Exercise goal: Which lines in the material below contain the word "cube"? Copy each of them.

Dataset records:
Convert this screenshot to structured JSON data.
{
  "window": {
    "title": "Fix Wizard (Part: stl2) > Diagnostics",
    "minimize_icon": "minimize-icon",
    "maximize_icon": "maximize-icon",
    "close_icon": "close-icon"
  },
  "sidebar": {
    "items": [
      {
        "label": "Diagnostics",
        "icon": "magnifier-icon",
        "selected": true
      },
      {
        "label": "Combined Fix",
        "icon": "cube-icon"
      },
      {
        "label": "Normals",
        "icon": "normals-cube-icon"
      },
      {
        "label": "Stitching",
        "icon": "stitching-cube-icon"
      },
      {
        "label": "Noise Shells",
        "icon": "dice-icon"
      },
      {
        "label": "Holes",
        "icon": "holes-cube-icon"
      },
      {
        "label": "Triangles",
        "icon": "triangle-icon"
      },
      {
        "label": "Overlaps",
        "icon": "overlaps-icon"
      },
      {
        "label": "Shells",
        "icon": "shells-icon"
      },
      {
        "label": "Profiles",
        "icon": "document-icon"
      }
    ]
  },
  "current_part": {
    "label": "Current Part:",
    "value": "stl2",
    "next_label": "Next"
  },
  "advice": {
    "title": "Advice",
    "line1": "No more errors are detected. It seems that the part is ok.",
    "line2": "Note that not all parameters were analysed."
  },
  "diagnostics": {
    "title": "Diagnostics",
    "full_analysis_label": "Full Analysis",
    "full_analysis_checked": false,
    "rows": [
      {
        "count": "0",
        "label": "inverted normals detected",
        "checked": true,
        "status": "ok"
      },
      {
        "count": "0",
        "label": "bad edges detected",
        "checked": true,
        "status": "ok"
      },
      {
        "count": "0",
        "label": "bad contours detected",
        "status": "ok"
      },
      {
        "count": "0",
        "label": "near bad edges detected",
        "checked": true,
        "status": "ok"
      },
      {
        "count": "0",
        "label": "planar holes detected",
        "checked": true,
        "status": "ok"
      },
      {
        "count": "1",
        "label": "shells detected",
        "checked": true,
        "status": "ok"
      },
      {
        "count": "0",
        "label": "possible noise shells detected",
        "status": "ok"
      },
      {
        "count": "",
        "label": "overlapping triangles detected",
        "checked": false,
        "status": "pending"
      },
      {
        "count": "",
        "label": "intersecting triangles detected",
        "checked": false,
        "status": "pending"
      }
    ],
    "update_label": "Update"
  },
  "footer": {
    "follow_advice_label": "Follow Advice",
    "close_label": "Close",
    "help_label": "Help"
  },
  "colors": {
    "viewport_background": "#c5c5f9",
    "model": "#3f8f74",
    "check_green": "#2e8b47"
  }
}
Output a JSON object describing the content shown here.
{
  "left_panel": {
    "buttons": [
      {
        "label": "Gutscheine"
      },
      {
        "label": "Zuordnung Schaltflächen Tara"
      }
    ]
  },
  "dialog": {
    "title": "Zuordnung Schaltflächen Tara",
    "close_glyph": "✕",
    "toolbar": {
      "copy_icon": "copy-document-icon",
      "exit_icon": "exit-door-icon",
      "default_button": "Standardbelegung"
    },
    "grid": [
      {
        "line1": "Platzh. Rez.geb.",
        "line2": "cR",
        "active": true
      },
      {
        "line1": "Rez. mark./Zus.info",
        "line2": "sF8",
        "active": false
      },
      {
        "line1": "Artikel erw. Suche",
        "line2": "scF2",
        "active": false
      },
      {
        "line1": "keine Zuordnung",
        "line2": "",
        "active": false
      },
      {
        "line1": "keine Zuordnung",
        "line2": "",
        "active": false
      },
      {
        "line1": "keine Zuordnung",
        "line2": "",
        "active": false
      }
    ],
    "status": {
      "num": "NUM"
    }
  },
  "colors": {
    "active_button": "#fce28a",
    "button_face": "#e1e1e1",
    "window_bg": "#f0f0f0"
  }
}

Task output:
        "icon": "cube-icon"
        "icon": "normals-cube-icon"
        "icon": "stitching-cube-icon"
        "icon": "holes-cube-icon"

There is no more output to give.